Most students particularly have a hard time as they take geography with tackling the case studies section of their exam. Other students, particularly those in years 10 and 11, might feel overwhelmed as they get towards the end of the entire course or a topic.
This feeling can come about once your child realizes that they have elaborate notes on numerous case studies for them to read through. How can a student avoid having a meltdown as exam time approaches? By choosing fewer key figures and dates to memorize for each case study will help them much.
The case studies that students will be expected to learn can differ from board to board as well as topic to topic. However, you cannot deny that they are an integral part of the geography courses. How can teachers, parents, and guardians help children learn and even remember both the general info and the all-important details?
Here is a look at 5 tried and tested yet very simple ideas to help your child remember what they read in Geography. Let’s dive in!
Regardless of whether a particular pupil is a “visual learner” (several academics are now for the idea that we need to move away from the concept of learning styles). Well, there is much to be said for connecting visual stimuli to case studies. This can vary from geological maps of coastlines to help pupils remember the theory part of headland formation and bay. Also, it can be propaganda posters for reinforcing the mechanisms used in One Child Policy of the Chinese.
Can images help a student remember things that they have read? Use of images will prompt memory and hence can be a very strong tool for learning case study materials. Few students might find drawing a story-board to be helpful. Yet others will choose to write notes all around a sketch or central photograph.
Pick Case Studies That Covers Many Themes In The Specification
Teachers and parents can help their students even before they embark on revising. How can you assist your students to remember case study material they have learned? By carefully choosing information that you teach, you can be able to help students recall what they have read. When one case study can cover at least 2 themes then it can be what turns things around for students in understanding and make the whole number easy to manage.
For instance for human geography, you can use the population policy in Thailand as a good example of the anti-natalist approach for bringing down birth rates (helpful for change in population themes). This can also serve as an example of how governments are managing the spread of HIV/AIDS (key to health issues topics and development).
Condensing Information On One Side
Writing out information on one side of A3 or A4 can be a very useful way of arranging the case study. It will make it easier for your student to memorize. By writing down notes, the student will be forced to read and process the material that will reinforce learning.
Moreover, by writing down case studies students can see whether there are gaps in the notes they have made or topics they don’t understand. Both of these are crucial as they prepare for examinations.
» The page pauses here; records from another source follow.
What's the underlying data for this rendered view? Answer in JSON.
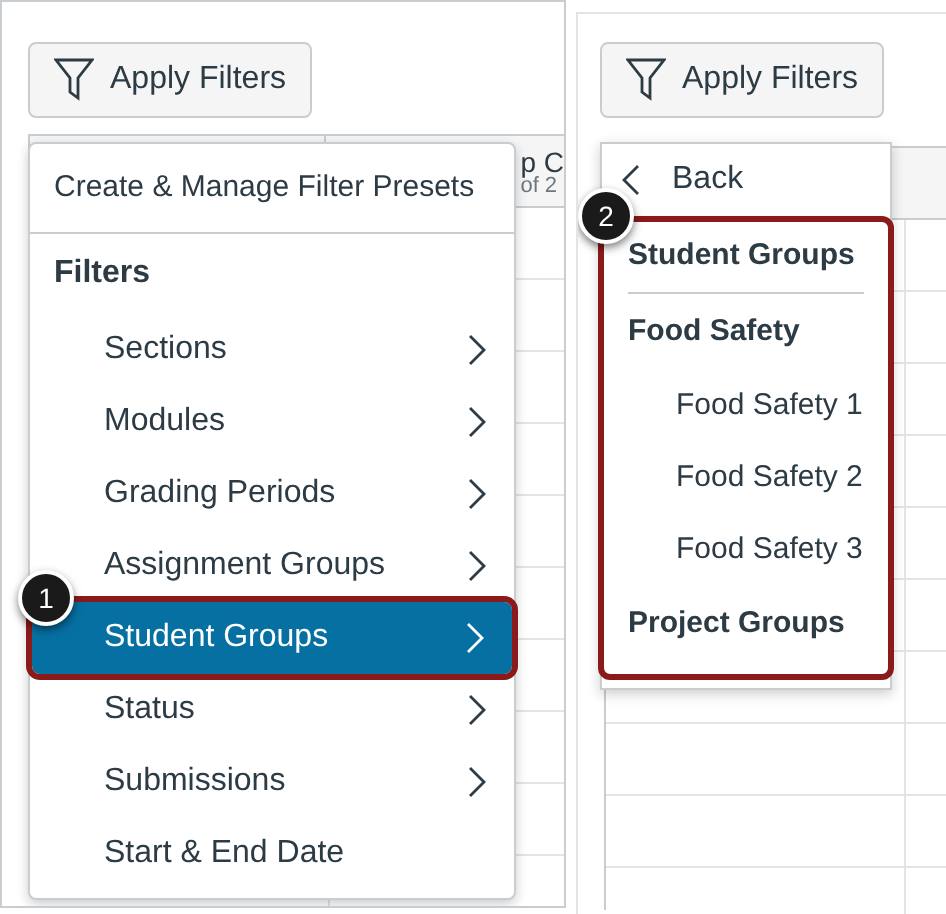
{
  "left_panel": {
    "apply_button": "Apply Filters",
    "header_fragments": [
      "p C",
      "of 2"
    ],
    "menu": {
      "presets": "Create & Manage Filter Presets",
      "heading": "Filters",
      "items": [
        {
          "label": "Sections",
          "has_submenu": true,
          "selected": false
        },
        {
          "label": "Modules",
          "has_submenu": true,
          "selected": false
        },
        {
          "label": "Grading Periods",
          "has_submenu": true,
          "selected": false
        },
        {
          "label": "Assignment Groups",
          "has_submenu": true,
          "selected": false
        },
        {
          "label": "Student Groups",
          "has_submenu": true,
          "selected": true
        },
        {
          "label": "Status",
          "has_submenu": true,
          "selected": false
        },
        {
          "label": "Submissions",
          "has_submenu": true,
          "selected": false
        },
        {
          "label": "Start & End Date",
          "has_submenu": false,
          "selected": false
        }
      ]
    },
    "callout": "1"
  },
  "right_panel": {
    "apply_button": "Apply Filters",
    "back": "Back",
    "submenu": {
      "title": "Student Groups",
      "groups": [
        {
          "label": "Food Safety",
          "children": [
            {
              "label": "Food Safety 1"
            },
            {
              "label": "Food Safety 2"
            },
            {
              "label": "Food Safety 3"
            }
          ]
        },
        {
          "label": "Project Groups"
        }
      ]
    },
    "callout": "2"
  }
}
Creating mind maps on paper has the advantage of motivating students to note links within the topic or even between topics (hence identifying synoptic connections that are especially important on A2s). Finally, case studies on a paper are portable (best for revision during commutes) and can be stuck on bedroom walls.
Marking Up The Specifications
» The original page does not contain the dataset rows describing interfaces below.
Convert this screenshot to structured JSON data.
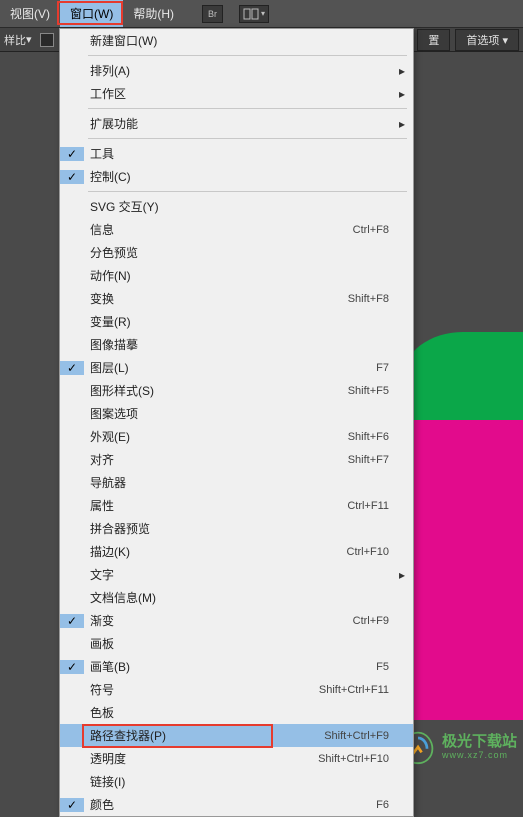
{
  "menubar": {
    "items": [
      "视图(V)",
      "窗口(W)",
      "帮助(H)"
    ],
    "active_index": 1,
    "icon_labels": [
      "Br",
      ""
    ]
  },
  "toolbar": {
    "left_label": "样比",
    "right_buttons": [
      "置",
      "首选项"
    ]
  },
  "dropdown": {
    "sections": [
      [
        {
          "label": "新建窗口(W)",
          "shortcut": "",
          "checked": false,
          "arrow": false
        }
      ],
      [
        {
          "label": "排列(A)",
          "shortcut": "",
          "checked": false,
          "arrow": true
        },
        {
          "label": "工作区",
          "shortcut": "",
          "checked": false,
          "arrow": true
        }
      ],
      [
        {
          "label": "扩展功能",
          "shortcut": "",
          "checked": false,
          "arrow": true
        }
      ],
      [
        {
          "label": "工具",
          "shortcut": "",
          "checked": true,
          "arrow": false
        },
        {
          "label": "控制(C)",
          "shortcut": "",
          "checked": true,
          "arrow": false
        }
      ],
      [
        {
          "label": "SVG 交互(Y)",
          "shortcut": "",
          "checked": false,
          "arrow": false
        },
        {
          "label": "信息",
          "shortcut": "Ctrl+F8",
          "checked": false,
          "arrow": false
        },
        {
          "label": "分色预览",
          "shortcut": "",
          "checked": false,
          "arrow": false
        },
        {
          "label": "动作(N)",
          "shortcut": "",
          "checked": false,
          "arrow": false
        },
        {
          "label": "变换",
          "shortcut": "Shift+F8",
          "checked": false,
          "arrow": false
        },
        {
          "label": "变量(R)",
          "shortcut": "",
          "checked": false,
          "arrow": false
        },
        {
          "label": "图像描摹",
          "shortcut": "",
          "checked": false,
          "arrow": false
        },
        {
          "label": "图层(L)",
          "shortcut": "F7",
          "checked": true,
          "arrow": false
        },
        {
          "label": "图形样式(S)",
          "shortcut": "Shift+F5",
          "checked": false,
          "arrow": false
        },
        {
          "label": "图案选项",
          "shortcut": "",
          "checked": false,
          "arrow": false
        },
        {
          "label": "外观(E)",
          "shortcut": "Shift+F6",
          "checked": false,
          "arrow": false
        },
        {
          "label": "对齐",
          "shortcut": "Shift+F7",
          "checked": false,
          "arrow": false
        },
        {
          "label": "导航器",
          "shortcut": "",
          "checked": false,
          "arrow": false
        },
        {
          "label": "属性",
          "shortcut": "Ctrl+F11",
          "checked": false,
          "arrow": false
        },
        {
          "label": "拼合器预览",
          "shortcut": "",
          "checked": false,
          "arrow": false
        },
        {
          "label": "描边(K)",
          "shortcut": "Ctrl+F10",
          "checked": false,
          "arrow": false
        },
        {
          "label": "文字",
          "shortcut": "",
          "checked": false,
          "arrow": true
        },
        {
          "label": "文档信息(M)",
          "shortcut": "",
          "checked": false,
          "arrow": false
        },
        {
          "label": "渐变",
          "shortcut": "Ctrl+F9",
          "checked": true,
          "arrow": false
        },
        {
          "label": "画板",
          "shortcut": "",
          "checked": false,
          "arrow": false
        },
        {
          "label": "画笔(B)",
          "shortcut": "F5",
          "checked": true,
          "arrow": false
        },
        {
          "label": "符号",
          "shortcut": "Shift+Ctrl+F11",
          "checked": false,
          "arrow": false
        },
        {
          "label": "色板",
          "shortcut": "",
          "checked": false,
          "arrow": false
        },
        {
          "label": "路径查找器(P)",
          "shortcut": "Shift+Ctrl+F9",
          "checked": false,
          "arrow": false,
          "highlighted": true,
          "redbox": true
        },
        {
          "label": "透明度",
          "shortcut": "Shift+Ctrl+F10",
          "checked": false,
          "arrow": false
        },
        {
          "label": "链接(I)",
          "shortcut": "",
          "checked": false,
          "arrow": false
        },
        {
          "label": "颜色",
          "shortcut": "F6",
          "checked": true,
          "arrow": false
        }
      ]
    ]
  },
  "watermark": {
    "title": "极光下载站",
    "sub": "www.xz7.com"
  }
}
This approach is among the most helpful things that teachers can help support their students’ prep for the exams. Also, it’s so simple. How does marking up work in helping students in their studies? Get a copy of the specifications and indicate exactly where every case study will fit in. This can be done by hand or using the word processor as a table. By putting case studies in context is helpful and will enhance students geographical knowledge.
You can also give your students a blank specifications copy they do it on their own but make sure that all students have the correct copy on the first page of their notes as they prep for their exam. What can students do to ensure that they succeed in their geography paper? It is crucial that students select the correct case study for the corresponding question for their success.
There are students that are fortunate enough since they have photographic memories. However, for many, unfortunately, they do not. Although parents and teachers are always encouraging students to pick up the detail (it is key to getting to the higher mark level for most specifications) it’s key that students keep everything in perspective. When a student attempts to cram numerous facts and figures they will be running the risk of experiencing a panic attack when the exam time approaches.
What can students do to avoid having a meltdown? It is advisable that students choose 3-5 key figures and dates to memorize for every case study. Certainly, this may depend on the level and topic that they’re working on. All in all, encourage students to avoid overloading their brains by cramming lots of info as they prepare for their exams.
Geography is among the few scientific subjects that involve in-depth studying. And this can be a major challenge for teachers and students alike as they make efforts in understanding the phenomena that encompass geographic occurrences. This has seen many students having a hard time as they tackle the geography case studies section of their exam. Other students, might get overwhelmed as they near the end of the course or topic.
Luckily there are several ways that teachers and parents can help students prep for their geography exam. What can students do to help remember things they have learned in case study prep? Use of images and picking case studies that address multiple issues are recommended.
For more student’s tips on how to cope with humanities exams, here are some great tips: